So far, the month of May has been disastrous to the equity markets. The Dow is down 9.69% for the month, the NASDAQ is down 10.06%, and the S&P is down 9.53%. However, year-to-date, the Dow is only down 2.61%, the NASDAQ is down 1.22%, and the S&P is down 2.94%. We all hate to lose money, but a 10% correction in the markets could be expected at any time after almost a continuous run upward since March of 2009 of approximately 80% on the major market indices. In any event, I don’t think any of these losses should be exaggerated by investors who are looking for long-term yields and not short-term trades.

The economic outlook for the United States is virtually unchanged, even with all of this market volatility. Corporate earnings have been quite extraordinary through the first quarter of 2010 and there is nothing I see today that would change that outlook. Interest rates are unbelievably low, which stimulates the economy and makes purchasing of a house almost at its lowest level at any time in our financial history. Even though the situation regarding Greece will ultimately have some impact on the U.S. economy, it’s unlikely to have a large effect. Many financial experts are predicting the effect on GDP for 2011 due to the European financial mess at less than .25%. This is basically a rounding error. Since our exports to Greece are only 15% of our total exports, any reduction in trade with Europe will have little effect on our economy.

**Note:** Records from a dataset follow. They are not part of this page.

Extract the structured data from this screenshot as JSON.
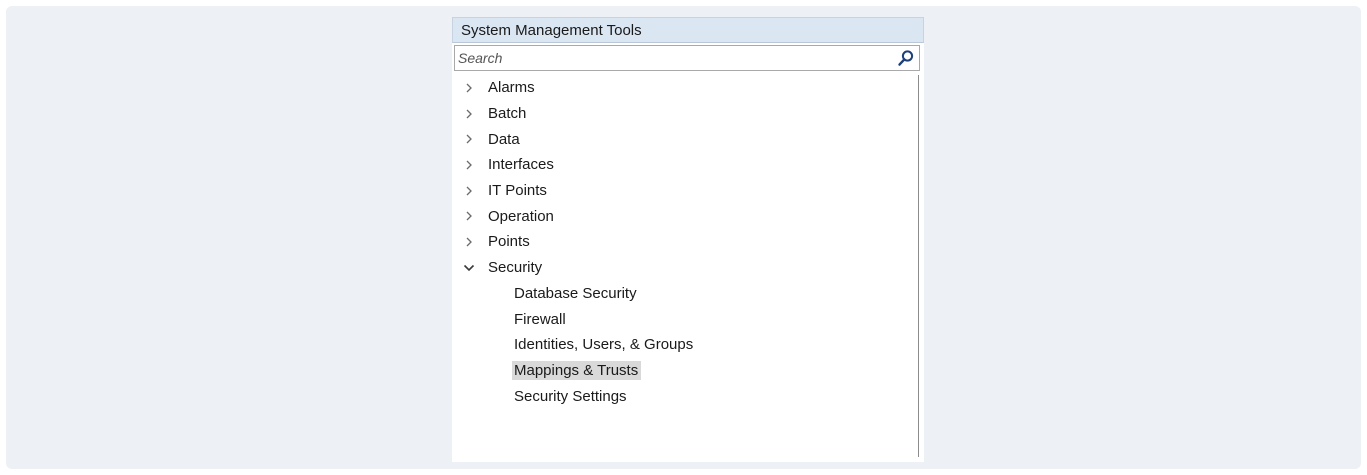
{
  "panel": {
    "title": "System Management Tools"
  },
  "search": {
    "placeholder": "Search",
    "value": ""
  },
  "tree": {
    "groups": [
      {
        "label": "Alarms",
        "expanded": false
      },
      {
        "label": "Batch",
        "expanded": false
      },
      {
        "label": "Data",
        "expanded": false
      },
      {
        "label": "Interfaces",
        "expanded": false
      },
      {
        "label": "IT Points",
        "expanded": false
      },
      {
        "label": "Operation",
        "expanded": false
      },
      {
        "label": "Points",
        "expanded": false
      },
      {
        "label": "Security",
        "expanded": true,
        "children": [
          {
            "label": "Database Security",
            "selected": false
          },
          {
            "label": "Firewall",
            "selected": false
          },
          {
            "label": "Identities, Users, & Groups",
            "selected": false
          },
          {
            "label": "Mappings & Trusts",
            "selected": true
          },
          {
            "label": "Security Settings",
            "selected": false
          }
        ]
      }
    ]
  },
  "icons": {
    "collapsed": "chevron-right-icon",
    "expanded": "chevron-down-icon",
    "search": "search-icon"
  },
  "colors": {
    "header_bg": "#dbe6f3",
    "selected_bg": "#d9d9d9",
    "page_bg": "#edf0f5"
  }
}
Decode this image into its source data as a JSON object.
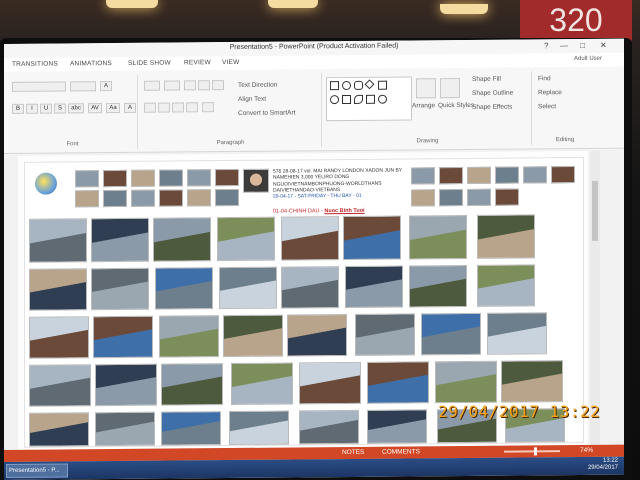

There have been other factors that have negatively affected trading during the month of May. Traders seemed to be focused on Congress’s debate concerning financial reform. In the end, Congress created a bill that does virtually nothing – except make government bigger and increase taxes (again). It does nothing to attack the real problem.

Congress these days seems to be like a hockey goalie, avoiding the puck at each shot. With this bill, they’ve only created another gigantic government bureaucracy that does nothing to prevent another financial collapse. Without a doubt, Freddie and Fannie were the start, middle and the end of the financial disaster of 2007 and 2008. Not a single provision of the current legislation does anything to deal with those issues. There are plenty of financial controls in place now; they just need to be enforced.

I also believe the issue regarding the tremendous budget deficits is heavy on many traders’ minds. Everyone concurs that the deficits are unsustainable – they’re simply a bad omen for the future of this country. However, realistically, we cannot deal with the budget deficits until we’re absolutely positive the economy is on solid ground. We should have that assurance before the end of 2010.

It will be impossible for Congress to raise taxes enough to balance the budget even though, unquestionably, they will try. Sooner or later, we must reduce the size of government in order to get government expenditures anywhere close to the revenue our government receives. Creating higher taxes to fund an inefficient and bloated government is wrong on every level.

Therefore, I think it can be easily said that while these losses have been painful, they are certainly not unexpected and are certainly not something we would suggest you trade around when you a long-term investor.

The combined total of our entire portfolio reflects a loss of about 2% for 2010 thus far. That loss can be overcome in one week’s trading. If the financial circumstances in the United States were to quickly change or deteriorate, I might reconsider my position. However, that hasn’t happened so far. Therefore, we believe the best course of action is to wait out this small correction and see which way the market trades when it’s over. We should certainly know within 30 days whether that is a further downward movement or one of recovery.

As always, the foregoing comments are my opinions, thoughts and personal biases. In all cases, I could be wrong.